Superstition dictates that the recent holidays of Samhain and  Día de Muertos are the times when the veils between the lands of the living and realms of the dead are at their very thinest. On those days, they touch and maybe even kiss. Maybe with a little tongue.

November in our Sahel is when the veils between seasons, between light and shadow, are at their thinest. Hours, both in terms of sunlight and professional obligations, reduce. Things slow down. It's colder.

A contemporary of mine despises the month of April. I wrestle with November, when my reptile zen and crippling depression crush up against one another like glacial ice across bare rock. The direct sun is gone by mid-month and I always remember Thanksgiving as the last holiday with my mother before those last seventeen days in the sickhouse. The bruja and her unborn babe died this month, and one of my neighbors has just been introduced to the macabre of having to bury one her babies. It was strangely flattering that she asked me for Buddhist prayer for her recently departed daughter. 

Both my daughter and father have birthdays in November. Thanksgiving, for all its personal melancholy and socially expected gluttony, is the time I am most likely to see my brother, sister, their spouses, nephew, and niece. Trails, even the whore ones, become less crowded, blessing me with deeper solitude, even when only a little ways from home.

Some of the first real snows fall in November. Sometimes quite viciously. As I've watched the first flakes fall, coating the high peaks, I've caught tings of excitement, visions of snowshoeing dancing in my head.

Sabina's birthday is on Boxing Day, and, in the years we've lived here, have gone snowshoeing to celebrate it, much like we grill for mine. This birthday is a big one, and we mean to snowshoe to one of the Tenth Mountain Division Huts and spend the night to mark it. The snow means a new adventures on several levels. I find myself barely able to wait.

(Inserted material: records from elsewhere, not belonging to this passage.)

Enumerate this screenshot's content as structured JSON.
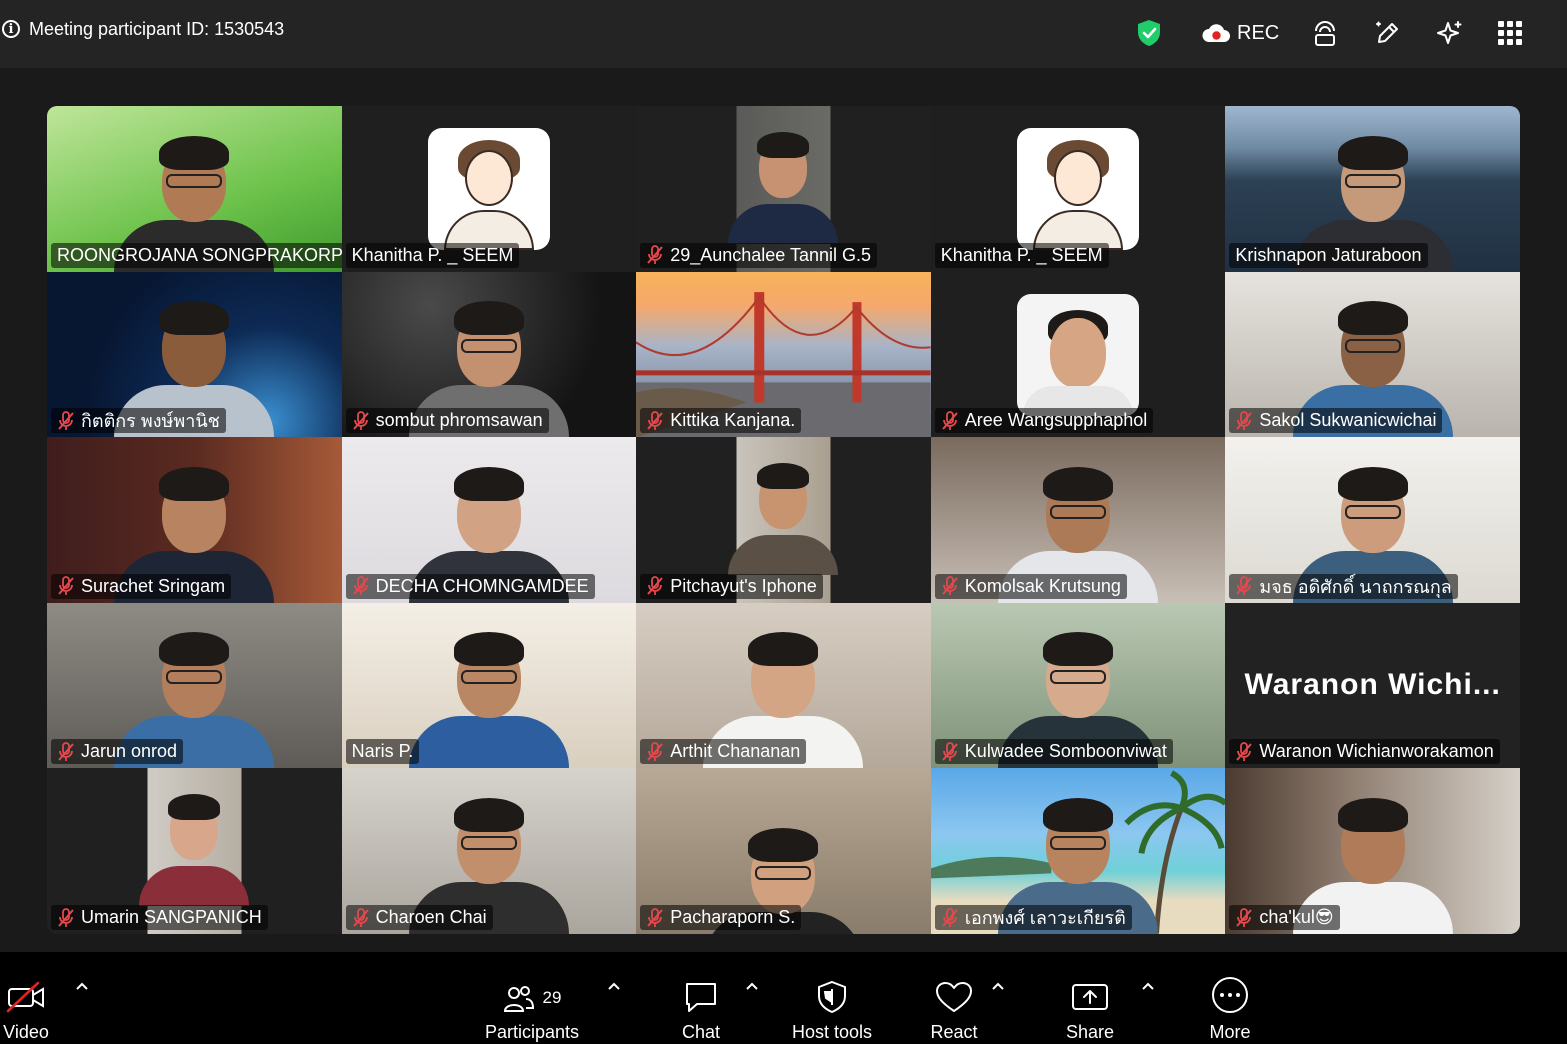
{
  "topbar": {
    "meeting_info": "Meeting participant ID: 1530543",
    "rec_label": "REC",
    "icons": [
      "info-icon",
      "security-shield-icon",
      "cloud-record-icon",
      "hybrid-icon",
      "edit-icon",
      "sparkle-icon",
      "apps-grid-icon"
    ],
    "shield_color": "#1fce6a",
    "rec_dot_color": "#e02424"
  },
  "gallery": {
    "tiles": [
      {
        "name": "ROONGROJANA SONGPRAKORP",
        "muted": false
      },
      {
        "name": "Khanitha P. _ SEEM",
        "muted": false
      },
      {
        "name": "29_Aunchalee Tannil G.5",
        "muted": true
      },
      {
        "name": "Khanitha P. _ SEEM",
        "muted": false,
        "active_speaker": true
      },
      {
        "name": "Krishnapon Jaturaboon",
        "muted": false
      },
      {
        "name": "กิตติกร พงษ์พานิช",
        "muted": true
      },
      {
        "name": "sombut phromsawan",
        "muted": true
      },
      {
        "name": "Kittika Kanjana.",
        "muted": true
      },
      {
        "name": "Aree Wangsupphaphol",
        "muted": true
      },
      {
        "name": "Sakol Sukwanicwichai",
        "muted": true
      },
      {
        "name": "Surachet Sringam",
        "muted": true
      },
      {
        "name": "DECHA CHOMNGAMDEE",
        "muted": true
      },
      {
        "name": "Pitchayut's Iphone",
        "muted": true
      },
      {
        "name": "Komolsak Krutsung",
        "muted": true
      },
      {
        "name": "มจธ อดิศักดิ์ นาถกรณกุล",
        "muted": true
      },
      {
        "name": "Jarun onrod",
        "muted": true
      },
      {
        "name": "Naris P.",
        "muted": false
      },
      {
        "name": "Arthit Chananan",
        "muted": true
      },
      {
        "name": "Kulwadee Somboonviwat",
        "muted": true
      },
      {
        "name": "Waranon Wichianworakamon",
        "muted": true,
        "big_label": "Waranon  Wichi..."
      },
      {
        "name": "Umarin SANGPANICH",
        "muted": true
      },
      {
        "name": "Charoen Chai",
        "muted": true
      },
      {
        "name": "Pacharaporn S.",
        "muted": true
      },
      {
        "name": "เอกพงศ์ เลาวะเกียรติ",
        "muted": true
      },
      {
        "name": "cha'kul😎",
        "muted": true
      }
    ],
    "active_outline_color": "#2ed37d"
  },
  "toolbar": {
    "video_label": "Video",
    "participants_label": "Participants",
    "participants_count": "29",
    "chat_label": "Chat",
    "host_tools_label": "Host tools",
    "react_label": "React",
    "share_label": "Share",
    "more_label": "More",
    "video_off_color": "#e02424"
  }
}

November is this time when we cross the veil. Into the darkness. Into the cold. Into the snow. This is the way of things here in our Sahel. I fight to maintain my equilibrium, knowing, despite my psychic scars from this time of year, this is the way of things. One must have the dark to appreciate the light, and light without shadow is blindness.

A touch of Grey, if you will...

It has been a chilly mountain autumn day. A thin dusting greeted me upon waking. The high peaks have been muted by phantasmal curtains of blowing snow refracting the pale sunlight. There is a bite to the breeze, which made my fleece and beanie a good idea when I wandered the Bull's Head.

I looked west, toward the Roof of the World, seeing the snow clouds churn. Despite myself, I thought of Yuki-Onna. The seasons were changing before my eyes.

"Are you ready for winter?" I was asked.

Fucking bring it...